Contextual computing became a buzz word during the week (I blame Robert Scoble) and while the concept isn’t new, the realistic ability to deliver on this concept IS new…and the Ultrabook is a big step toward making that vision reachable. I’m proud to be part of that effort.
John here again: So with that we head back into a week of crunch to get as many of these changes made as well as final polish before shipping the game off to the judges.
Here we are in week 4 of the Ultimate Coder: Ultrabook Challenge (see our week 4 video at the bottom of this post). As I write down the things I wanted to share for our development so far in the contest I have decided to go back to the beginning and remind our team here in the shop of the criteria Intel lined out for us for an award winning app on the Ultrabook to win. Some of the judges have poked at the developers to add things like a battery optimization and other features that just don’t fit into Wind Up Football (WUR). Here again is the criteria for the contest:
“An app will be considered a good Ultrabook app if it
- Fits the use case for using an Ultrabook – a work, create, play & consume device that has the mobile convenience of mobile and the power of a workstation
- Takes advantage of one or more of the following technology vectors for Ultrabook
o CPU Performance |Graphics | Security |Touch & Sensor technology |AppUp APIs (In-App Purchase etc)”
So with these back in mind, we are well on our way to making a game that shines on the new Ultrabook.
This week we are looking at interface. We really liked Steve “Chippy” Paines’s Ultrabook video where he dives into how developers can optimize the navigation methods and interface on a touch device like the new Ultrabook.

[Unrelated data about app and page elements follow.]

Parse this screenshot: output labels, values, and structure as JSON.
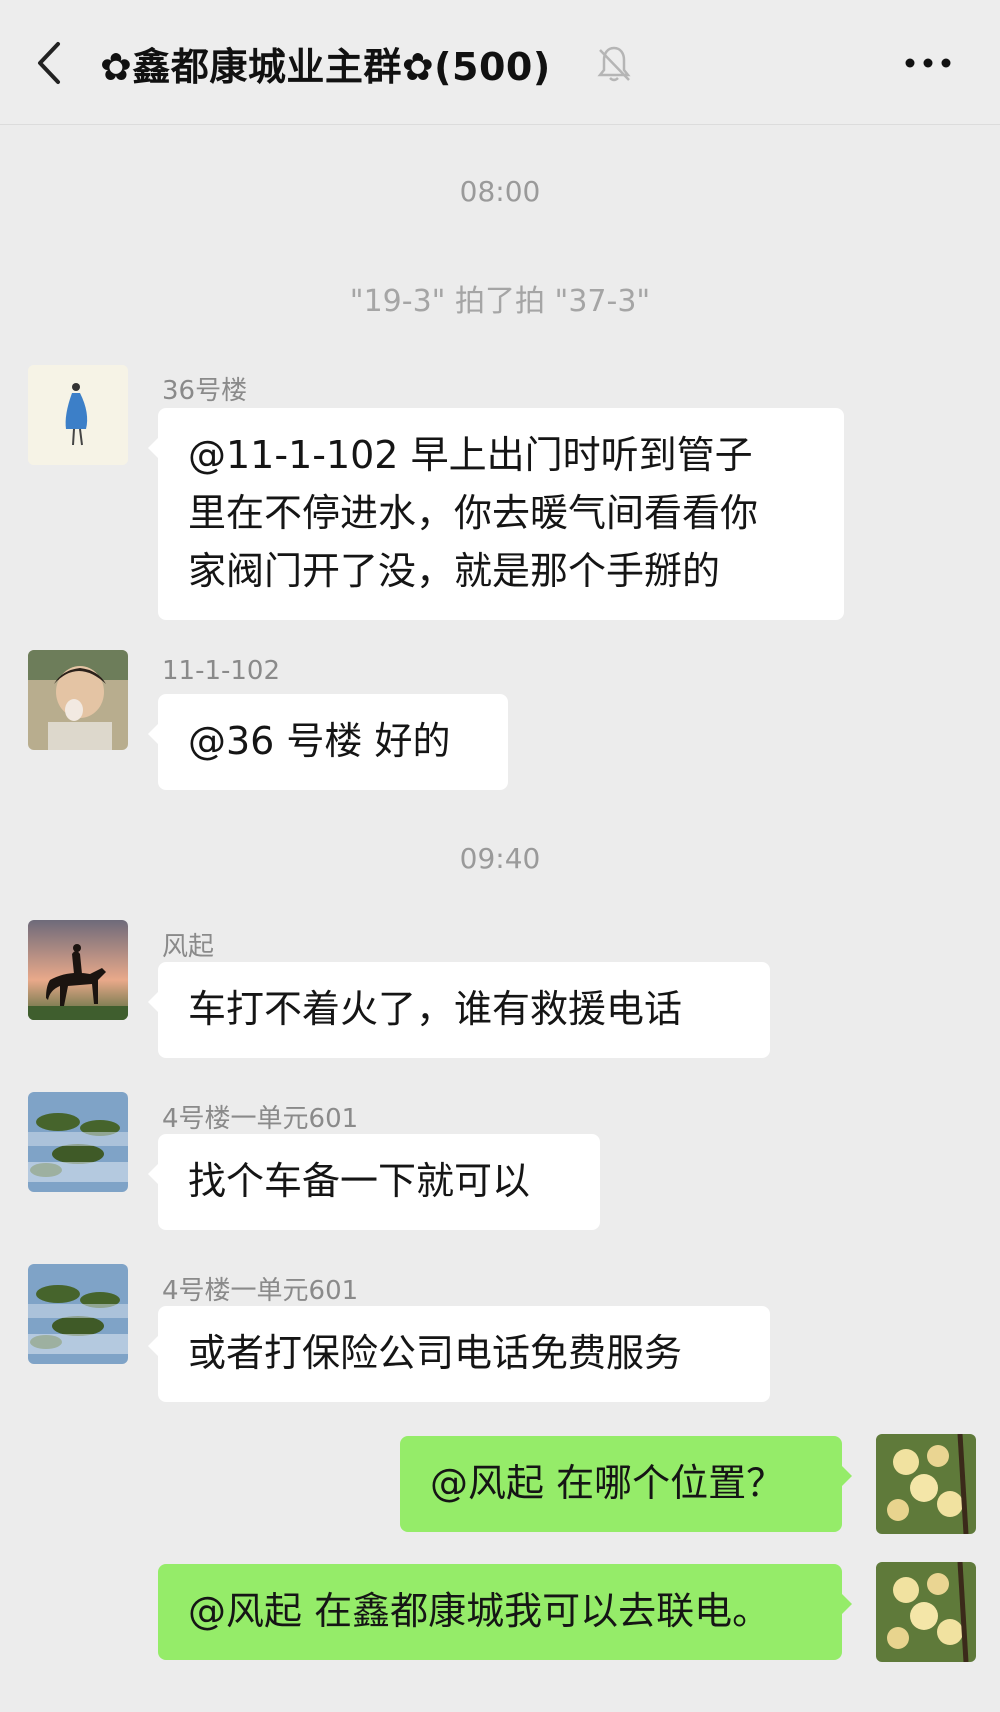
{
  "header": {
    "title": "✿鑫都康城业主群✿(500)",
    "back_icon": "chevron-left-icon",
    "mute_icon": "bell-off-icon",
    "more_icon": "more-dots-icon"
  },
  "colors": {
    "background": "#ececec",
    "bubble_received": "#ffffff",
    "bubble_sent": "#95ec69",
    "timestamp": "#9a9a9a"
  },
  "timestamps": [
    "08:00",
    "09:40"
  ],
  "system_message": "\"19-3\" 拍了拍 \"37-3\"",
  "messages": [
    {
      "sender": "36号楼",
      "lines": [
        "@11-1-102  早上出门时听到管子",
        "里在不停进水，你去暖气间看看你",
        "家阀门开了没，就是那个手掰的"
      ]
    },
    {
      "sender": "11-1-102",
      "lines": [
        "@36 号楼  好的"
      ]
    },
    {
      "sender": "风起",
      "lines": [
        "车打不着火了，谁有救援电话"
      ]
    },
    {
      "sender": "4号楼一单元601",
      "lines": [
        "找个车备一下就可以"
      ]
    },
    {
      "sender": "4号楼一单元601",
      "lines": [
        "或者打保险公司电话免费服务"
      ]
    },
    {
      "sender": "",
      "lines": [
        "@风起  在哪个位置？"
      ]
    },
    {
      "sender": "",
      "lines": [
        "@风起  在鑫都康城我可以去联电。"
      ]
    }
  ]
}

One thing that stood out to us was the use of thumb navigation on the sides of the screen. ( a side note: I have found it frustrating when I have to use buttons or such on the bottom of the Ultrabook screen. It really gets bad when you are stuck with an upright screen on while on a commercial economy flight. This is just another reason to make specific changes to navigation strategy and arrangement on the touch Ultrabook.)
So after seeing those comments we are investigating switching our controls in the main menu of WUR to be optimized for side screen/thumb navigation.
While discussing how to take advantage of new ways of interacting with the game, Gavin came up with a cool way of displaying helpful information anytime during the game. The plan basically replaces the hover tool all of us are familiar with as mouse users. We are planning to implement a simple question mark that when touched and held down will pause the game and darken the entire screen except for the item it is over. For example, during game play you will hold down the question mark icon and drag it to a robot. While it is over the robot all other parts of the game will remain darkened except that robot. A callout area will appear showing details about the robot as well as other tutorial text and instructions.
We plan to deploy with at least the reorganized navigation but the question mark tool will probably come out in the first update after we launch.
Oh an before I sign off, we are now working on Unity3D 4.0 (beta) which is Windows 8 ready. The game deployed to Windows 8 using 3.0 but we now have direct contact with Unity as well as the full features that will help us get the most out of publishing on Windows 8 and Metro. We will continue to post how that process is going.
Next week Chris Skaggs and I will be at IDF where we will be showing off WUF as well as a few other games. If you are at the conference, make sure you get in contact with us. We would love to connect.